▸ **What you are asked to do**:
Each entry below should be echoed exactly, with pictures omitted.
Top of Extracted material
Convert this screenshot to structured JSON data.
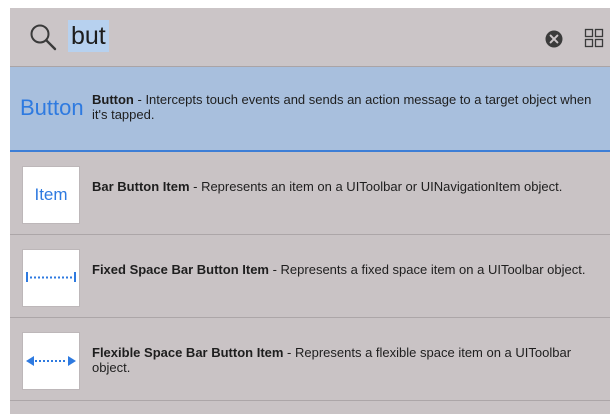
{
  "search": {
    "query": "but"
  },
  "icons": {
    "search": "search-icon",
    "clear": "clear-icon",
    "grid": "grid-view-icon"
  },
  "colors": {
    "accent": "#2e7ae0",
    "selection": "#a8bfdd",
    "panel": "#c9c3c5"
  },
  "results": [
    {
      "thumb": "Button",
      "title": "Button",
      "separator": " - ",
      "description": "Intercepts touch events and sends an action message to a target object when it's tapped."
    },
    {
      "thumb": "Item",
      "title": "Bar Button Item",
      "separator": " - ",
      "description": "Represents an item on a UIToolbar or UINavigationItem object."
    },
    {
      "thumb": "fixed-space-icon",
      "title": "Fixed Space Bar Button Item",
      "separator": " - ",
      "description": "Represents a fixed space item on a UIToolbar object."
    },
    {
      "thumb": "flexible-space-icon",
      "title": "Flexible Space Bar Button Item",
      "separator": " - ",
      "description": "Represents a flexible space item on a UIToolbar object."
    }
  ]
}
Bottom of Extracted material
▸ **Solution for this task**:
Convert this screenshot to structured JSON data.
{
  "search": {
    "query": "but"
  },
  "icons": {
    "search": "search-icon",
    "clear": "clear-icon",
    "grid": "grid-view-icon"
  },
  "colors": {
    "accent": "#2e7ae0",
    "selection": "#a8bfdd",
    "panel": "#c9c3c5"
  },
  "results": [
    {
      "thumb": "Button",
      "title": "Button",
      "separator": " - ",
      "description": "Intercepts touch events and sends an action message to a target object when it's tapped."
    },
    {
      "thumb": "Item",
      "title": "Bar Button Item",
      "separator": " - ",
      "description": "Represents an item on a UIToolbar or UINavigationItem object."
    },
    {
      "thumb": "fixed-space-icon",
      "title": "Fixed Space Bar Button Item",
      "separator": " - ",
      "description": "Represents a fixed space item on a UIToolbar object."
    },
    {
      "thumb": "flexible-space-icon",
      "title": "Flexible Space Bar Button Item",
      "separator": " - ",
      "description": "Represents a flexible space item on a UIToolbar object."
    }
  ]
}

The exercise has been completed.